## DIRECTIONS
Write the records out again, exactly.

## Page and application data records
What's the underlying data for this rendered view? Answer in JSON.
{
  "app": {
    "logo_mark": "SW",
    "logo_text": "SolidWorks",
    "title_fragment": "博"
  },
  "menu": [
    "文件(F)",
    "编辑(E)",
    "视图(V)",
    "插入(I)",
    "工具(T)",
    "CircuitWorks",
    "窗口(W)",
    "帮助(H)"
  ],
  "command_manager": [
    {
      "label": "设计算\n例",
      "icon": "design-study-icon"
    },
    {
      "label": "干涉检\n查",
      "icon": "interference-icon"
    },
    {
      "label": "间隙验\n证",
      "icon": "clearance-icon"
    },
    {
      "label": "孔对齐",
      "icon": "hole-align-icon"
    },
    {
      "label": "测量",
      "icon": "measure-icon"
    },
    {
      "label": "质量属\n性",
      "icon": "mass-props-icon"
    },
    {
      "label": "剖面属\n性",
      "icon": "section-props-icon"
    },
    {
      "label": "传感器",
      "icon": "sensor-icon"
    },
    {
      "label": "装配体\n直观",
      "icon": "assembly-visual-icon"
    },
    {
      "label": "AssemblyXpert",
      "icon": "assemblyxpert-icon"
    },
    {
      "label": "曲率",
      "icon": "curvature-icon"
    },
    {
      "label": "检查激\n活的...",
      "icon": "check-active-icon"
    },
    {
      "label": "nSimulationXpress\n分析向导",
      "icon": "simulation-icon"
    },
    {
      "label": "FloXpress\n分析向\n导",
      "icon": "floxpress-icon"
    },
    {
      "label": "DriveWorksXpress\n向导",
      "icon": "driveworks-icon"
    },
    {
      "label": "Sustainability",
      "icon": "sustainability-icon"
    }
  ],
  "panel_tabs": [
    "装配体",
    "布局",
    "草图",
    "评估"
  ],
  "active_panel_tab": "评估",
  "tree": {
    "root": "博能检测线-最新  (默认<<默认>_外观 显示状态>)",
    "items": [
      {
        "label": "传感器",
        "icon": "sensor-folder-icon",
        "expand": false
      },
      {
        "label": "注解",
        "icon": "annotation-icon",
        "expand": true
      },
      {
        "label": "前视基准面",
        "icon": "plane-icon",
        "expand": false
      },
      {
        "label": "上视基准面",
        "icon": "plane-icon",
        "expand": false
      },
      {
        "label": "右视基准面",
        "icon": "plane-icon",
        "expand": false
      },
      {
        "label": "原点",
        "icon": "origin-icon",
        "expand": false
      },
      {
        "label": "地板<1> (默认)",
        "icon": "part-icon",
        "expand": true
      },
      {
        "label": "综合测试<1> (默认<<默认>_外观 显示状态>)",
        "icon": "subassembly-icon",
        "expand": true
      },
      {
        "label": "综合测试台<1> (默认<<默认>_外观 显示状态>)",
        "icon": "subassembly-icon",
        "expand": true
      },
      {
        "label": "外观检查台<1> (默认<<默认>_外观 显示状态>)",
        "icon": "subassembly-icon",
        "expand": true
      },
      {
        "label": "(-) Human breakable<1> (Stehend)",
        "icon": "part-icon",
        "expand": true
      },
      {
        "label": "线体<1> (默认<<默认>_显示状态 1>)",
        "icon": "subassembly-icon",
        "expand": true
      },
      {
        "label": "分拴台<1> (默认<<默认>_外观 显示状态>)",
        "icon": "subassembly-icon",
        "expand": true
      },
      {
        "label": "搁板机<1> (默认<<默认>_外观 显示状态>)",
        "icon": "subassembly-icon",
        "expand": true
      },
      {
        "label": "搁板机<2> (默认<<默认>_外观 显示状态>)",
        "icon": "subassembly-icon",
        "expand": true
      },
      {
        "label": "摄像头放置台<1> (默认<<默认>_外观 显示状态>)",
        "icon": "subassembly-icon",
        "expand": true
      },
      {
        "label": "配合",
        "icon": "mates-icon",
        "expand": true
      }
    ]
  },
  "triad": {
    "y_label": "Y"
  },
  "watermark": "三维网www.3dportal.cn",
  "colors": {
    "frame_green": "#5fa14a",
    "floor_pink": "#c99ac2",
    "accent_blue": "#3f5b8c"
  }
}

## TASK OUTPUT
What's the underlying data for this rendered view? Answer in JSON.
{
  "app": {
    "logo_mark": "SW",
    "logo_text": "SolidWorks",
    "title_fragment": "博"
  },
  "menu": [
    "文件(F)",
    "编辑(E)",
    "视图(V)",
    "插入(I)",
    "工具(T)",
    "CircuitWorks",
    "窗口(W)",
    "帮助(H)"
  ],
  "command_manager": [
    {
      "label": "设计算\n例",
      "icon": "design-study-icon"
    },
    {
      "label": "干涉检\n查",
      "icon": "interference-icon"
    },
    {
      "label": "间隙验\n证",
      "icon": "clearance-icon"
    },
    {
      "label": "孔对齐",
      "icon": "hole-align-icon"
    },
    {
      "label": "测量",
      "icon": "measure-icon"
    },
    {
      "label": "质量属\n性",
      "icon": "mass-props-icon"
    },
    {
      "label": "剖面属\n性",
      "icon": "section-props-icon"
    },
    {
      "label": "传感器",
      "icon": "sensor-icon"
    },
    {
      "label": "装配体\n直观",
      "icon": "assembly-visual-icon"
    },
    {
      "label": "AssemblyXpert",
      "icon": "assemblyxpert-icon"
    },
    {
      "label": "曲率",
      "icon": "curvature-icon"
    },
    {
      "label": "检查激\n活的...",
      "icon": "check-active-icon"
    },
    {
      "label": "nSimulationXpress\n分析向导",
      "icon": "simulation-icon"
    },
    {
      "label": "FloXpress\n分析向\n导",
      "icon": "floxpress-icon"
    },
    {
      "label": "DriveWorksXpress\n向导",
      "icon": "driveworks-icon"
    },
    {
      "label": "Sustainability",
      "icon": "sustainability-icon"
    }
  ],
  "panel_tabs": [
    "装配体",
    "布局",
    "草图",
    "评估"
  ],
  "active_panel_tab": "评估",
  "tree": {
    "root": "博能检测线-最新  (默认<<默认>_外观 显示状态>)",
    "items": [
      {
        "label": "传感器",
        "icon": "sensor-folder-icon",
        "expand": false
      },
      {
        "label": "注解",
        "icon": "annotation-icon",
        "expand": true
      },
      {
        "label": "前视基准面",
        "icon": "plane-icon",
        "expand": false
      },
      {
        "label": "上视基准面",
        "icon": "plane-icon",
        "expand": false
      },
      {
        "label": "右视基准面",
        "icon": "plane-icon",
        "expand": false
      },
      {
        "label": "原点",
        "icon": "origin-icon",
        "expand": false
      },
      {
        "label": "地板<1> (默认)",
        "icon": "part-icon",
        "expand": true
      },
      {
        "label": "综合测试<1> (默认<<默认>_外观 显示状态>)",
        "icon": "subassembly-icon",
        "expand": true
      },
      {
        "label": "综合测试台<1> (默认<<默认>_外观 显示状态>)",
        "icon": "subassembly-icon",
        "expand": true
      },
      {
        "label": "外观检查台<1> (默认<<默认>_外观 显示状态>)",
        "icon": "subassembly-icon",
        "expand": true
      },
      {
        "label": "(-) Human breakable<1> (Stehend)",
        "icon": "part-icon",
        "expand": true
      },
      {
        "label": "线体<1> (默认<<默认>_显示状态 1>)",
        "icon": "subassembly-icon",
        "expand": true
      },
      {
        "label": "分拴台<1> (默认<<默认>_外观 显示状态>)",
        "icon": "subassembly-icon",
        "expand": true
      },
      {
        "label": "搁板机<1> (默认<<默认>_外观 显示状态>)",
        "icon": "subassembly-icon",
        "expand": true
      },
      {
        "label": "搁板机<2> (默认<<默认>_外观 显示状态>)",
        "icon": "subassembly-icon",
        "expand": true
      },
      {
        "label": "摄像头放置台<1> (默认<<默认>_外观 显示状态>)",
        "icon": "subassembly-icon",
        "expand": true
      },
      {
        "label": "配合",
        "icon": "mates-icon",
        "expand": true
      }
    ]
  },
  "triad": {
    "y_label": "Y"
  },
  "watermark": "三维网www.3dportal.cn",
  "colors": {
    "frame_green": "#5fa14a",
    "floor_pink": "#c99ac2",
    "accent_blue": "#3f5b8c"
  }
}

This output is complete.